Rep. Raúl Labrador (R-Idaho) is sponsoring a bill in the U.S. House of Representatives that would guarantee that no person or group could lose their tax exempt status for affirming traditional marriage, or opposing the redefinition of marriage.
The Marriage and Religious Freedom Act has, at the time of this publication, 75 co-sponsors. Most of them are Republican, but at least two Democrats, Rep. Mike McIntyre (D-N.C.) and Rep. Dan Lipinski (D-Ill.), are also co-sponsoring the bill.
If enacted, no individual or institution could lose tax-exempt status for believing or advocating that marriage should only be between one man and one woman. Many religious institutions in the United States are non-profits and have a tax-exempt status under the U.S. tax code.
In explaining his reasons for the bill, Labrador cited the words of President Barack Obama, from when Obama announced he changed his position on same-sex marriage.
"Regardless of your ideology, we can all agree about the importance of religious liberty in America," Labrador said Thursday. "Our bill will protect freedom of conscience for those who believe marriage is the union of one man and one woman. This is not a Republican or Democrat issue. As President Obama said, 'Americans hold a wide range of views' on marriage and 'maintaining our nation's commitment to religious freedom' is 'vital.' We agree."
Due to recent events, there has been growing concern among religious freedom advocates along with the redefinition of marriage to include same-sex couples in some states.

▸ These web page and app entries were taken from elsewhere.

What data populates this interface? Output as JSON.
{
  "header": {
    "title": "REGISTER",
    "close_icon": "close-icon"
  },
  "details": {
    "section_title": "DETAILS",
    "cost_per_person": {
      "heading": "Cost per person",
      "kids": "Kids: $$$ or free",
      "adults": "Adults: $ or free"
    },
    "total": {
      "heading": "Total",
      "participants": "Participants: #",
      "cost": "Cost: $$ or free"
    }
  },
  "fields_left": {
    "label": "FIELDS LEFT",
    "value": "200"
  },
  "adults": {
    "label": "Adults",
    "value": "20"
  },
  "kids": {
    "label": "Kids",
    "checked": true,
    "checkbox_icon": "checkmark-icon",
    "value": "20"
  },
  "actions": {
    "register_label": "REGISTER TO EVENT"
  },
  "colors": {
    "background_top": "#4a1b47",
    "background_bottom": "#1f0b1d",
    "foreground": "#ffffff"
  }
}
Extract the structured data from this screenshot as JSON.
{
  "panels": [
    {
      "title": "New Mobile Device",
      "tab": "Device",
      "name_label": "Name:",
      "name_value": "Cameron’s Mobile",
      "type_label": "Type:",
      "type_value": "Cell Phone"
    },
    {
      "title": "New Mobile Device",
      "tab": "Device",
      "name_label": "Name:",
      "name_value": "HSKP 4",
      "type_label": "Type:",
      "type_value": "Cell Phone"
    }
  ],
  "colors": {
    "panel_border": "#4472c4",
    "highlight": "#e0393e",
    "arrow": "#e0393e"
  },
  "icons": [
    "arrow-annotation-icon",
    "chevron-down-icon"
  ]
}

Those who provide wedding services, for instance, have been denied the right to decline working at same-sex weddings, and some religious groups have been denied the right to prefer families with both a husband and a wife for adoption services.
There have also been growing concerns about the abuse of federal power within the Internal Revenue Service, the agency responsible for granting tax-exempt status. In a scandal still under investigation, the IRS reportedly targeted Tea Party, pro-life and conservative religious groups for additional scrutiny and harassment.
Rep. Steve Scalise, chairman of the Republican Study Committee, mentioned the IRS scandal as one reason for his support of the bill.
"I commend Congressman Raúl Labrador for bringing forth this bill and leading on this important issue. As we've seen with the IRS scandals, nonprofit organizations and those who support them may be targeted and punished for their beliefs and principles," Scalise said. "Furthermore, the Supreme Court's ruling on marriage may embolden those in government who want to impose their views of marriage on faith-based organizations. We need this strong legislation to protect freedom of conscience for those who believe marriage is the union of one man and one woman. Raúl's bill does exactly that, ensuring respect and tolerance for those who affirm traditional marriage."
The bill also has the support of the United States Conference of Catholic Bishops, the National Organization for Marriage, Heritage Action, Family Research Council, Focus on the Family, The Ethics and Religious Liberty Commission of the Southern Baptist Convention, and Concerned Women for America.
In June, the U.S. Supreme Court issued two decisions regarding same-sex marriage. In one of those, Windsor vs. United States, the Court struck down a part of the Defense of Marriage Act that defined marriage as between one man and one woman for the purposes of federal law. David Christensen, vice president of government affairs for FRC, argued that the Marriage and Religious Freedom Act is consistent with the Windsor decision.
"This bill affirms that a person's religious belief in the importance of natural marriage should be treated with tolerance and respect by the federal government," he said. "The Windsor Court's ruling urges respect for federalism and the sovereignty of state decisions on marriage law, including laws that define marriage between a man and a woman. This bill merely states that the federal government cannot target or harm a person for their religious views in support of natural marriage."